In this article, I share my reflections on a few developments I would consider useful in the field of education. I’ve been interested in this topic for quite some time, but I am not a specialist by any stretch of the imagination. My engagement with the school system is limited to having been a student. The thoughts shared below are personal and just one human's point of view. Other opinions are, of course, welcome.
In today’s world, the space between the present and the future seems to be contracting every day. The pace of innovation propels us forward with increasing speed, producing unprecedented change in our way of life and in how we learn, work and interact with each other. One of the great challenges of education is to keep up with this pace, preparing children and young people for a world that might no longer be the same they grew up in by the time they reach maturity.
Therefore, it is crucial to teach them to deal with change, engaging with the world with a mindset at once curious, flexible, adaptable, discerning, creative and proactive. It also key to equip them with tools to help them preserve balance, well-being and health in both body and mind.
Moreover, in a time as challenging as ours, schools cannot afford to be divorced from the more practical aspects of the world. They must certainly continue to be a vehicle for the acquisition of theoretical knowledge, but they should also play a part in providing children and young people with information, skills and habits that will be useful in all facets of their lives as individuals and as active members of society.
Here are some aspects I believe it would be helpful to incorporate or to strengthen in our education systems:
Disciplines such as meditation, yoga and tai chi could be a great addition to the school curriculum, alongside traditional sports and athletics, which seem thus far to have been the focus of most education systems when it comes to physical education.
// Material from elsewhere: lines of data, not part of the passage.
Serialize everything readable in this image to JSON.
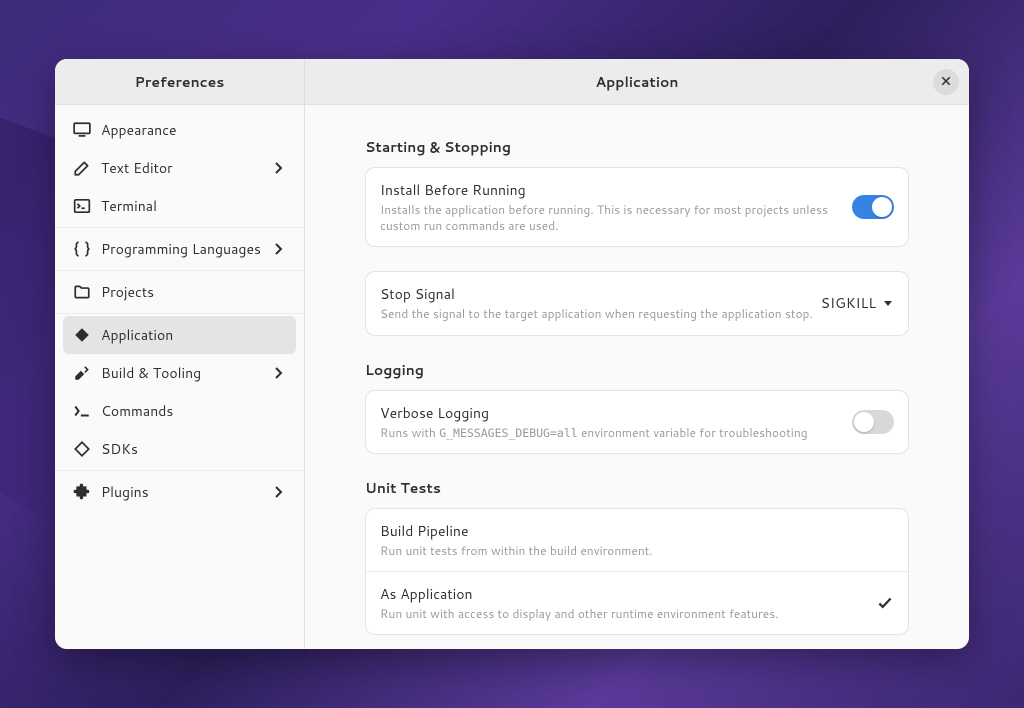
{
  "sidebar": {
    "title": "Preferences",
    "groups": [
      {
        "items": [
          {
            "key": "appearance",
            "label": "Appearance",
            "icon": "monitor",
            "expandable": false
          },
          {
            "key": "text-editor",
            "label": "Text Editor",
            "icon": "pencil",
            "expandable": true
          },
          {
            "key": "terminal",
            "label": "Terminal",
            "icon": "terminal",
            "expandable": false
          }
        ]
      },
      {
        "items": [
          {
            "key": "programming-languages",
            "label": "Programming Languages",
            "icon": "braces",
            "expandable": true
          }
        ]
      },
      {
        "items": [
          {
            "key": "projects",
            "label": "Projects",
            "icon": "folder",
            "expandable": false
          }
        ]
      },
      {
        "items": [
          {
            "key": "application",
            "label": "Application",
            "icon": "diamond",
            "expandable": false,
            "selected": true
          },
          {
            "key": "build-tooling",
            "label": "Build & Tooling",
            "icon": "tools",
            "expandable": true
          },
          {
            "key": "commands",
            "label": "Commands",
            "icon": "prompt",
            "expandable": false
          },
          {
            "key": "sdks",
            "label": "SDKs",
            "icon": "diamond-outline",
            "expandable": false
          }
        ]
      },
      {
        "items": [
          {
            "key": "plugins",
            "label": "Plugins",
            "icon": "puzzle",
            "expandable": true
          }
        ]
      }
    ]
  },
  "main": {
    "title": "Application",
    "sections": {
      "starting_stopping": {
        "title": "Starting & Stopping",
        "install_before_running": {
          "title": "Install Before Running",
          "desc": "Installs the application before running. This is necessary for most projects unless custom run commands are used.",
          "enabled": true
        },
        "stop_signal": {
          "title": "Stop Signal",
          "desc": "Send the signal to the target application when requesting the application stop.",
          "value": "SIGKILL"
        }
      },
      "logging": {
        "title": "Logging",
        "verbose": {
          "title": "Verbose Logging",
          "desc_pre": "Runs with ",
          "desc_code": "G_MESSAGES_DEBUG=all",
          "desc_post": " environment variable for troubleshooting",
          "enabled": false
        }
      },
      "unit_tests": {
        "title": "Unit Tests",
        "build_pipeline": {
          "title": "Build Pipeline",
          "desc": "Run unit tests from within the build environment.",
          "selected": false
        },
        "as_application": {
          "title": "As Application",
          "desc": "Run unit with access to display and other runtime environment features.",
          "selected": true
        }
      }
    }
  }
}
These kinds of activities would help kids quiet the mind, focus, pay attention to what goes on inside and create some space between stimulus and response. By generating greater awareness to thoughts, emotions, habits, behaviours and actions, they could improve concentration, help with stress and anxiety management and foster healthier social interaction, especially in situations of conflict.
Though children and young people are often much more familiarised with the online world than adults, it still seems important to help them deal with all its implications, whether that’s Internet etiquette and good behaviour, online bullying, online safety and privacy protection, good judgement in assessing the reputability of information and news sources, or authorship and copyright issues.
Additionally, since a substantial part of commercial exchanges and of interactions between citizens and public services has become digital, citizenship studies could extend to teaching young people about online services they might have to use in the future when exercising their rights or fulfilling their obligations.
However, it’s important to do this in a way that feels relatable to the intended audience. One way to achieve it could be for schools to partner up with content creators, influencers and other people children and young people look up to when implementing these topics in the curriculum.
Creativity and problem-solving
In this last regard, children and young people should be encouraged to use the existing information in ways that are not merely passive (i.e. copying and pasting for homework), but to discover how that information could be applied for practical purposes and to further advance knowledge in a specific field.
This means that, in addition to transmitting knowledge on the answers that have been found so far, schools should also play an important role in encouraging kids to come up with their own questions, based on their lives and experiences, and to go about discovering innovative answers and solutions for them.
Hands-on, learn-by-doing tasks, with field work and use of a broad range of tools, including those related to the online world (e.g. video, podcasting, remote communication software), would be a good way of achieving this.
Now more than ever, it seems important to foster rather than penalise individuality and creativity and to promote the practical application of knowledge to real-life problems and situations.
Dealing with failure
Helping children and young people deal failure does not mean giving everyone a prize or a pat on the back even if they don’t achieve an intended objective. What it does mean is helping them see mistakes and losing as a natural part of life and of learning, while guiding them through the process of taking responsibility and staying calm and focused when trying to deal with any possible consequences of an error.
At the end of the day, most consequences in life are not catastrophic, but rather a chance to improve. This is a message that is crucial to impart at an early age, so that children grow up to be well-rounded, well-adjusted and empowered adults, who are able to face with confidence the unknown and the risks and the challenges that are an integral part of life.
Discovering areas of interest
By partnering up with businesses, public institutions and NGOs, schools could give kids a chance to get familiarised with different areas of activity. Small internships, open days, interviews with different professionals and other similar experiences could all be helpful in this regard.
Again, the more creative and hands-on the approach, the better. To give a couple of examples, students could be encouraged to create a podcast to interview successful professionals in different fields, participate in a simulation where they have to set up and manage their own company or spend a few days in a publishing house helping with small tasks in the various stages of putting a book and marketing it.
These experiences would likely help them gain a better understanding of the areas they are most passionate about and make better career choices when the time comes.
Unless indicated otherwise, all the content posted here was created by me. If you're interested in using it, please get in touch via the comments. Header image credits: @Domz.